You Know More Opera Than You Think

Not familiar with opera? You may know more opera tunes than you might think. Here are a few you may recognize:

Shawshank Redemption
“Duettino – Sull’aria” from Le Nozze di Figaro (The Marriage of Figaro) by W. A. Mozart

Shawshank RedemptionShawshank Redemption remains perhaps one cinema’s best and most famous movies of all time. The 1994 American drama film starring Morgan Freeman and Tim Robbins tells the story of a banker (played by Tim Robbins) who, despite claiming his innocence, spends 19 years at Shawshank Prison for murdering his wife and her lover. The banker, named Andy Dufresne, befriends a fellow inmate, Ellis “Red” Redding (played by Morgan Freeman), and begins assisting the warden in a money laundering operation to gain protection from the prison guards against inmate violence towards him.

One of the most powerful scenes of the movie occurs when Andy, after locking a prison guard out of the warden’s office, plays Mozart’s “Sull’aria” from Le Nozze di Figaro over the prison public announcement system.

Occurring in Act Three, the aria is a duet between Contessa and Susanna. Contessa dictates a letter designed to expose the infidelity of her husband. The song reflects Dufresne’s wife’s affair, but at the same time provides hope and peace for the rest of the prisoners. Considered one of the greatest cinematic uses of opera, many people fail to recognize the power of opera not only in movies, but in society in general.


“La Mamma Morta” from Andrea Chénier by Umberto Giordano 

PhiladelphiaThe 1993 release of Philadelphia represented one of the first mainstream Hollywood movies to address HIV/AIDS. Tom Hanks, who won the Academy Award for Best Actor for the role, portrayed a successful Philadelphia lawyer who, unbeknownst to his law firm, has AIDS. Beckett is not open about his homosexuality or sickness around the office, but one day one of the firm’s partners discovers a lesion on Beckett’s forehead. He is soon fired, which Beckett believes is because of his illness.  Beckett decides to sue his law firm for discrimination. A poignant scene from the film shows Beckett and his soon to be attorney, Joe Miller (played by Denzel Washington), listening to one of Beckett’s favorite opera arias.

“La Mamma Morta” from Andrea Chénier, an aria sung by the character Maddalena di Coigny, tells the story of how her mother was killed protecting her during the French Revolution. Maddalena describes how she almost gave up on life after the events. After hearing the “voice of love,” however, she chooses to go on with her life. In the film, Beckett states this is his favorite opera. Miller, while watching Beckett react to the aria, comes finds a man who loves life and deserves more than discrimination. Through the aria, Miller learns what Beckett is truly feeling. The scene becomes a turning point for Miller’s involvement in Beckett’s lawsuit.

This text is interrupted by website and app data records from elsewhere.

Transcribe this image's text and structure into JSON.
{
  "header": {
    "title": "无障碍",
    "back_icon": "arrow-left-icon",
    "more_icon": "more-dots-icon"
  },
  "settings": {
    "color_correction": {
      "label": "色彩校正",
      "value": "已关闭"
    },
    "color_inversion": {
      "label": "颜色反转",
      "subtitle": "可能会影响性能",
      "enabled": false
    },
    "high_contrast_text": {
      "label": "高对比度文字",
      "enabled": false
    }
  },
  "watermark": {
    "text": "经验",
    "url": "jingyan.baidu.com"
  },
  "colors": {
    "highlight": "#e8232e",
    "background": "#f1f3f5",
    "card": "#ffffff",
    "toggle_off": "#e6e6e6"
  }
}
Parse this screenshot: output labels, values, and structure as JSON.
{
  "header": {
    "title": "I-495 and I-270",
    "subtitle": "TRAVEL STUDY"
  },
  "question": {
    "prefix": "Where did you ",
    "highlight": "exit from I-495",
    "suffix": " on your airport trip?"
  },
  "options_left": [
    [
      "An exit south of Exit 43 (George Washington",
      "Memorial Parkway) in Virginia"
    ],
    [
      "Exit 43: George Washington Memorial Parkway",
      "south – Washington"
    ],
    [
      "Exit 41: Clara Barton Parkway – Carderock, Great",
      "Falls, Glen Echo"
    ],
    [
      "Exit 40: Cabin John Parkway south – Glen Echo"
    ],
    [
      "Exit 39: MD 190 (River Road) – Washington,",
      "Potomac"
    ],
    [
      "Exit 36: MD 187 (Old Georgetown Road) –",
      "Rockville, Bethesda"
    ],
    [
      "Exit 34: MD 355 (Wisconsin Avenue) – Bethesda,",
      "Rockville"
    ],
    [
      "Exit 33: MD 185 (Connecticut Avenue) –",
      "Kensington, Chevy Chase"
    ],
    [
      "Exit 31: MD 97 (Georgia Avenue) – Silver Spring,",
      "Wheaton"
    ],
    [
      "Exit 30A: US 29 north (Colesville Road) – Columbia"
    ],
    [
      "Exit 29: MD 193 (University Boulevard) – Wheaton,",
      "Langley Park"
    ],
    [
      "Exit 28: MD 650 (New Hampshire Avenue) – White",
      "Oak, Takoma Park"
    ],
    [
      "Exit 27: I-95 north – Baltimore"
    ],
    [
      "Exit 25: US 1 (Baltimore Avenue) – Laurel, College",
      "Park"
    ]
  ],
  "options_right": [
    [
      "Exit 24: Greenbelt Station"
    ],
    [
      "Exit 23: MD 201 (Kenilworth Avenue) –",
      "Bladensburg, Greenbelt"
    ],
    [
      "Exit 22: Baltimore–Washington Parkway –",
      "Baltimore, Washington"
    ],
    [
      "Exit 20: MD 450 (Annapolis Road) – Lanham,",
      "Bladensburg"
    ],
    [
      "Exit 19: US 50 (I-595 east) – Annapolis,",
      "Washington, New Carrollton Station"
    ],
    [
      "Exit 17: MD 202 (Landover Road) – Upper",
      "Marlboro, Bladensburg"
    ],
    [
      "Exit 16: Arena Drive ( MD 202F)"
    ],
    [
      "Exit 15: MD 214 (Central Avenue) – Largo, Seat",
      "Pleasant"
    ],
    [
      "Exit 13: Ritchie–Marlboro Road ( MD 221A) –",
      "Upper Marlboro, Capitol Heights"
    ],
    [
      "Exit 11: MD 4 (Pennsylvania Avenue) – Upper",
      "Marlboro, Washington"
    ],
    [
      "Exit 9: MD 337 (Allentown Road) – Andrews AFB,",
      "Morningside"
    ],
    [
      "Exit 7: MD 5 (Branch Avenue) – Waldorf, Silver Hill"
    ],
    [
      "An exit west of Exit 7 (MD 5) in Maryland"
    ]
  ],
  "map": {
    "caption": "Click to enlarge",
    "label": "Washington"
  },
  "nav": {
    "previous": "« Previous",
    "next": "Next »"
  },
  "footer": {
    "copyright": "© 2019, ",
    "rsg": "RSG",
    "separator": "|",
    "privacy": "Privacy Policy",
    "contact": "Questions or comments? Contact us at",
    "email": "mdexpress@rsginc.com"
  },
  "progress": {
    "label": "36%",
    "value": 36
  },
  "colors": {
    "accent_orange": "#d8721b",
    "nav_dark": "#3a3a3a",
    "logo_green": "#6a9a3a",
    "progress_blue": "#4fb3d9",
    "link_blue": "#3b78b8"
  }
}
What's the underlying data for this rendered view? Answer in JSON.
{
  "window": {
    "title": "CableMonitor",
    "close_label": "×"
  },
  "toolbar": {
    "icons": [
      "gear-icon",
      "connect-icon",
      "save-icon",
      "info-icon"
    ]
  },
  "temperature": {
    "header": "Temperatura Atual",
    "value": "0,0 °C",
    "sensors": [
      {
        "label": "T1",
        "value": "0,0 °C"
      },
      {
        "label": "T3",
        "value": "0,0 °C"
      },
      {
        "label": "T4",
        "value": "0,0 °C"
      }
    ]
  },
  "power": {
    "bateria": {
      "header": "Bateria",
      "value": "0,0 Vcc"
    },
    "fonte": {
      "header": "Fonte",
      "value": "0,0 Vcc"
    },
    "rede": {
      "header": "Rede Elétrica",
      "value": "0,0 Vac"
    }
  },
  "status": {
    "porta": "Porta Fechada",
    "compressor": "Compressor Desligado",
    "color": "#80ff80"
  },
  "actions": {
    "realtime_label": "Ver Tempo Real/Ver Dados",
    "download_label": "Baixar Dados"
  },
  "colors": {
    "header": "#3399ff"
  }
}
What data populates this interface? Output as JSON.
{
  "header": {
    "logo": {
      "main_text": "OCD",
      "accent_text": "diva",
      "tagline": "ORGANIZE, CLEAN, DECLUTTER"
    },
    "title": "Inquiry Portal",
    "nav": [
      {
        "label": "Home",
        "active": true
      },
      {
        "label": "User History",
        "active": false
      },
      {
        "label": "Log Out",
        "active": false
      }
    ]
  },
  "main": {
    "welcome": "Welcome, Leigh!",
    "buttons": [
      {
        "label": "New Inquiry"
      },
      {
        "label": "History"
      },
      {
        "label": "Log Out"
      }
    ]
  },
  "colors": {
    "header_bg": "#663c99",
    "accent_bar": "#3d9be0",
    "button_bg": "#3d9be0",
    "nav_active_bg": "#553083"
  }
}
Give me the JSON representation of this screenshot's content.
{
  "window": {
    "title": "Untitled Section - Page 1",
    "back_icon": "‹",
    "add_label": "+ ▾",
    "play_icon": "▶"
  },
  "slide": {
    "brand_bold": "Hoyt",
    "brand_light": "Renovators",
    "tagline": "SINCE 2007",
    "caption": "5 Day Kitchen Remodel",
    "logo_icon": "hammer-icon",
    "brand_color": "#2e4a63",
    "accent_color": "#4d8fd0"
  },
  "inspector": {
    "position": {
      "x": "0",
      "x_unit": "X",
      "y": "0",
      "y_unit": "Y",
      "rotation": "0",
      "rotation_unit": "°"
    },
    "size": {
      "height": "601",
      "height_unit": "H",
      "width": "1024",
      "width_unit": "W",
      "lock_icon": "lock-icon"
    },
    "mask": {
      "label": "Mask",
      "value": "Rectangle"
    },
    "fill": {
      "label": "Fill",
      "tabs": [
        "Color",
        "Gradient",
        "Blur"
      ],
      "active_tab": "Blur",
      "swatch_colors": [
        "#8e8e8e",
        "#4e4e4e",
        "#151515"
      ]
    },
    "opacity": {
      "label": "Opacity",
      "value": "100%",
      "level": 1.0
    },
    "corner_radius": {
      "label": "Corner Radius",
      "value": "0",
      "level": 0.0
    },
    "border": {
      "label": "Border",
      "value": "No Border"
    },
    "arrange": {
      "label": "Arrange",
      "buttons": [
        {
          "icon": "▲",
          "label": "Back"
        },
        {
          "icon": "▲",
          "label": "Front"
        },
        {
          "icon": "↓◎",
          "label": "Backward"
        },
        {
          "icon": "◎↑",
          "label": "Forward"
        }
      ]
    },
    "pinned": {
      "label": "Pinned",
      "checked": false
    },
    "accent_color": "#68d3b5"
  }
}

Apocalypse Now
“Ride of the Valküres” from Die Walküre by Richard Wagner

Apocalypse NowApocalypse Now, released in 1979, is an epic war film depicting the Vietnam War. One would not think that opera would appear in movie set during this time, but Wagner’s famous “Ride of the Valküres” appears very fittingly. The figure of the Valkyrie derives from Norse mythology. They are female figures who pick certain soldiers who have died on the battle field and take them to Valhalla, the afterlife hall of slain warriors. In Apocalypse Now, a group of soldiers attack a Vietnamese village on a beach and during the process blare Wagner’s famous operatic tune from their helicopters’ speakers to intimidate the enemy. The now famous battle scene perfectly utilizes the tune to show the soldiers’ heroic nature.

The song is triumphal and symbolizes riding into hell itself. (Watch this version from New York Metropolitan Opera’s production.) The song allows for the director to juxtapose the heroic nature of the American soldiers with the poor moral justifications of the character of Lt. Col. Bill Kilgore for being there in the first place: he wanted a nice surfing position.


Your Turn…

What are some other movies that have featured opera pieces? Tell us some of your favorite opera moments in film in the comments below.